A supermoon is expected to reach its peak illumination later this month!
This year, the Super Pink Moon will reach peak illumination on Monday, April 26, at 11:33 p.m. EDT. That said, it'll be hard to miss since it will look extraordinarily bright throughout the night, but for the best view, you'll want to look up when the moon is low on the horizon — roughly around 7:30 p.m. EST and 6:30 a.m. EST on April 27 — as that's when it'll look the largest.
This month’s full Moon was nicknamed the Pink Moon by Native American tribes due to the blooming of flowers around this time of the year. The Old Farmer's Almanac says that the name refers to the fact that April's full moon coincides specifically with the blooming of the bright pink creeping phlox flowers.

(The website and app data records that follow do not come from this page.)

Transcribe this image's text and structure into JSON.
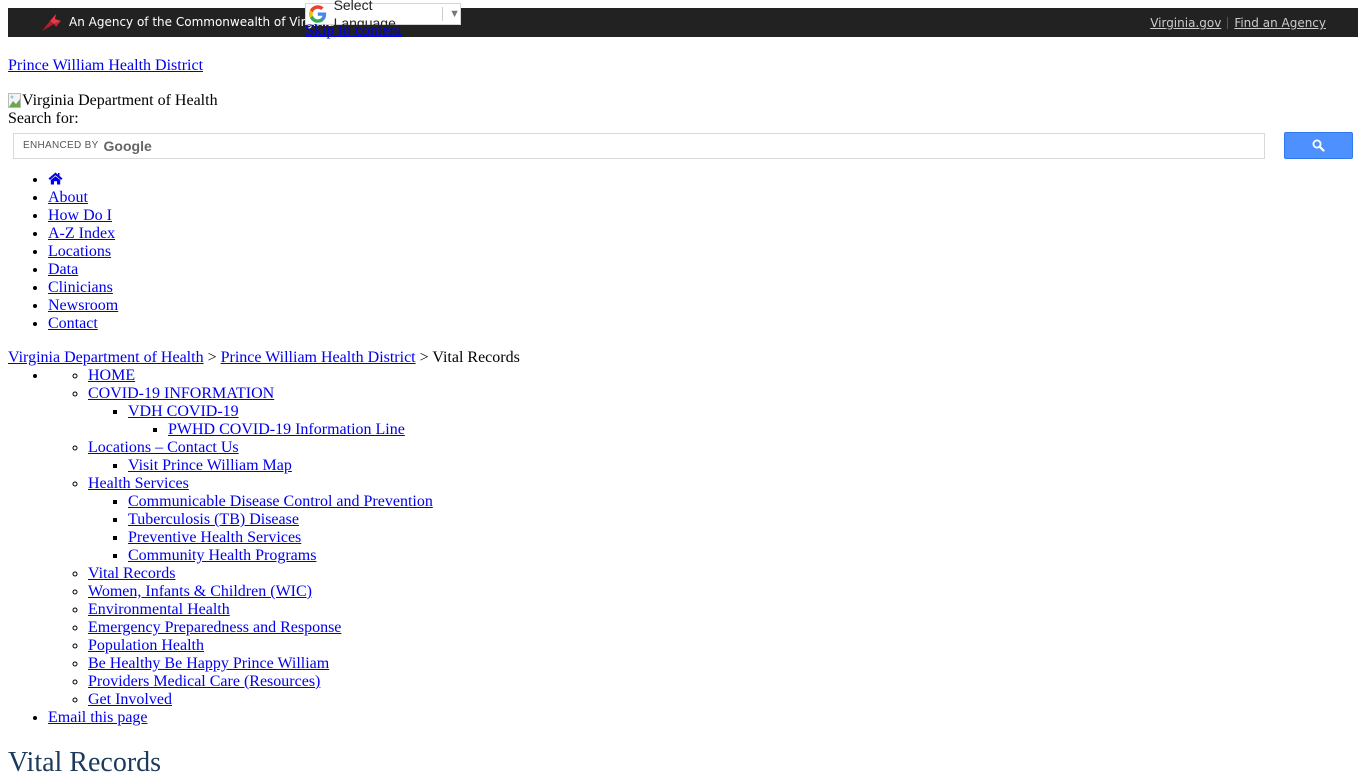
{
  "topbar": {
    "agency_text": "An Agency of the Commonwealth of Virginia",
    "links": [
      {
        "label": "Virginia.gov"
      },
      {
        "label": "Find an Agency"
      }
    ],
    "bg_color": "#222222"
  },
  "translate": {
    "label": "Select Language",
    "arrow": "▼"
  },
  "skip_link": "Skip to content",
  "site": {
    "district_link": "Prince William Health District",
    "logo_alt": "Virginia Department of Health"
  },
  "search": {
    "label": "Search for:",
    "enhanced_by": "ENHANCED BY",
    "google": "Google",
    "value": "",
    "button_color": "#4d90fe"
  },
  "nav": {
    "home_icon": "home-icon",
    "items": [
      {
        "label": "About"
      },
      {
        "label": "How Do I"
      },
      {
        "label": "A-Z Index"
      },
      {
        "label": "Locations"
      },
      {
        "label": "Data"
      },
      {
        "label": "Clinicians"
      },
      {
        "label": "Newsroom"
      },
      {
        "label": "Contact"
      }
    ]
  },
  "breadcrumb": {
    "items": [
      {
        "label": "Virginia Department of Health"
      },
      {
        "label": "Prince William Health District"
      }
    ],
    "separator": ">",
    "current": "Vital Records"
  },
  "subnav": {
    "home": "HOME",
    "covid": "COVID-19 INFORMATION",
    "vdh_covid": "VDH COVID-19",
    "pwhd_line": "PWHD COVID-19 Information Line",
    "locations": "Locations – Contact Us",
    "visit_map": "Visit Prince William Map",
    "health_services": "Health Services",
    "health_children": [
      {
        "label": "Communicable Disease Control and Prevention"
      },
      {
        "label": "Tuberculosis (TB) Disease"
      },
      {
        "label": "Preventive Health Services"
      },
      {
        "label": "Community Health Programs"
      }
    ],
    "rest": [
      {
        "label": "Vital Records"
      },
      {
        "label": "Women, Infants & Children (WIC)"
      },
      {
        "label": "Environmental Health"
      },
      {
        "label": "Emergency Preparedness and Response"
      },
      {
        "label": "Population Health"
      },
      {
        "label": "Be Healthy Be Happy Prince William"
      },
      {
        "label": "Providers Medical Care (Resources)"
      },
      {
        "label": "Get Involved"
      }
    ],
    "email": "Email this page"
  },
  "page_title": "Vital Records",
  "colors": {
    "link": "#0000ee",
    "title": "#1b3a5c"
  }
}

A supermoon occurs when the full moon is within 90% of perigee — that is, the closest point a celestial body gets to Earth during its orbit. Supermoons usually appear about 7% larger than a typical full moon and about 15% brighter.

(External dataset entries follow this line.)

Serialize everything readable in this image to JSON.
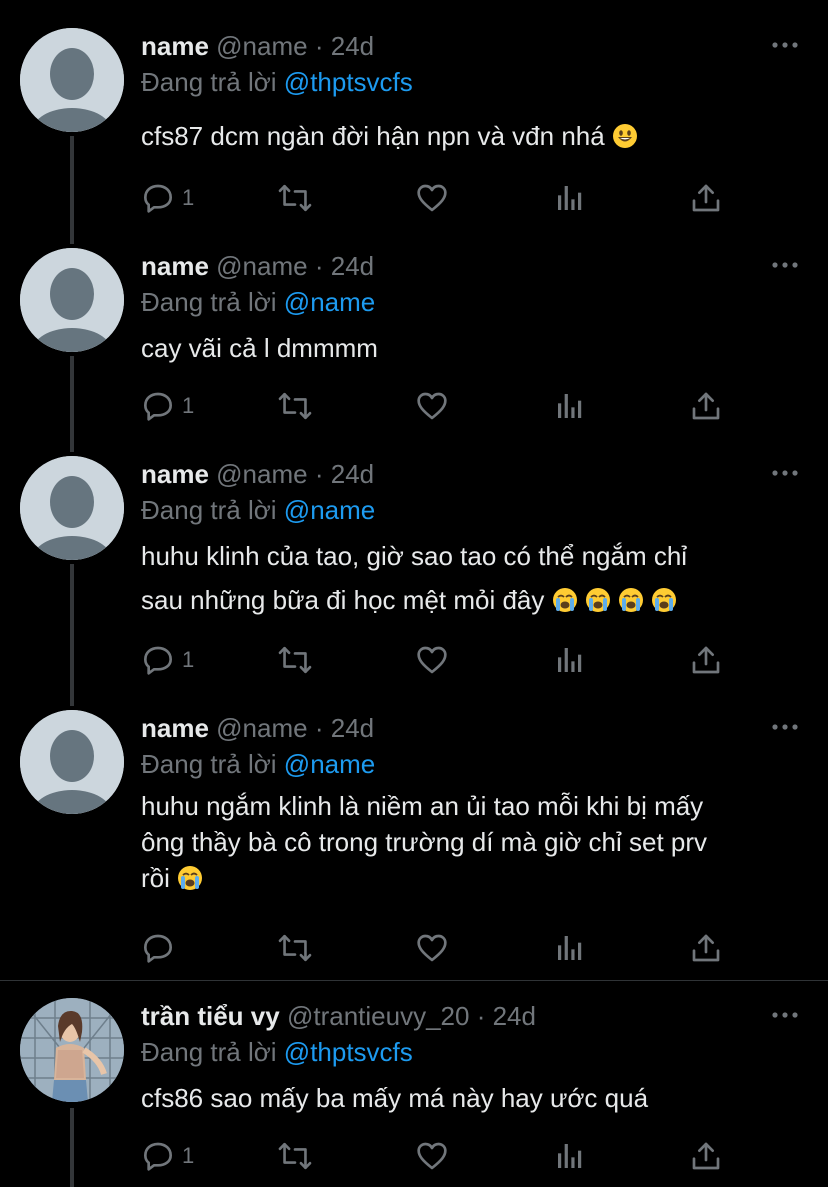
{
  "tweets": [
    {
      "name": "name",
      "handle": "@name",
      "dot": "·",
      "time": "24d",
      "reply_prefix": "Đang trả lời",
      "reply_to": "@thptsvcfs",
      "lines": [
        "cfs87 dcm ngàn đời hận npn và vđn nhá"
      ],
      "reply_count": "1"
    },
    {
      "name": "name",
      "handle": "@name",
      "dot": "·",
      "time": "24d",
      "reply_prefix": "Đang trả lời",
      "reply_to": "@name",
      "lines": [
        "cay vãi cả l dmmmm"
      ],
      "reply_count": "1"
    },
    {
      "name": "name",
      "handle": "@name",
      "dot": "·",
      "time": "24d",
      "reply_prefix": "Đang trả lời",
      "reply_to": "@name",
      "lines": [
        "huhu klinh của tao, giờ sao tao có thể ngắm chỉ",
        "sau những bữa đi học mệt mỏi đây"
      ],
      "reply_count": "1"
    },
    {
      "name": "name",
      "handle": "@name",
      "dot": "·",
      "time": "24d",
      "reply_prefix": "Đang trả lời",
      "reply_to": "@name",
      "lines": [
        "huhu ngắm klinh là niềm an ủi tao mỗi khi bị mấy",
        "ông thầy bà cô trong trường dí mà giờ chỉ set prv",
        "rồi"
      ],
      "reply_count": ""
    },
    {
      "name": "trần tiểu vy",
      "handle": "@trantieuvy_20",
      "dot": "·",
      "time": "24d",
      "reply_prefix": "Đang trả lời",
      "reply_to": "@thptsvcfs",
      "lines": [
        "cfs86 sao mấy ba mấy má này hay ước quá"
      ],
      "reply_count": "1"
    }
  ],
  "icons": {
    "reply": "reply-icon",
    "retweet": "retweet-icon",
    "like": "like-icon",
    "views": "views-icon",
    "share": "share-icon",
    "more": "more-icon",
    "smile_emoji": "grinning-face-emoji",
    "cry_emoji": "loudly-crying-face-emoji"
  },
  "colors": {
    "background": "#000000",
    "text": "#e7e9ea",
    "muted": "#71767b",
    "link": "#1d9bf0",
    "thread_line": "#333639"
  }
}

The term was coined in 1970 by astrologer Richard Nolle.
In 2021, we have four supermoons on the calendar: March, April, May, and June. The following supermoon is expected on May 26, which the Old Farmer's Almanac calls the "flower moon".
Super moons are rare, happening roughly once every 12 to 14 months; though this year we're lucky to get two supermoons, with the second one visible just one month after the first. The next supermoon is occurring on Wednesday, May 26. This supermoon is notable because it will also be a total lunar eclipse, which will turn it into a super blood moon, and unlike the pink moon, this blood moon will be a reddish colour.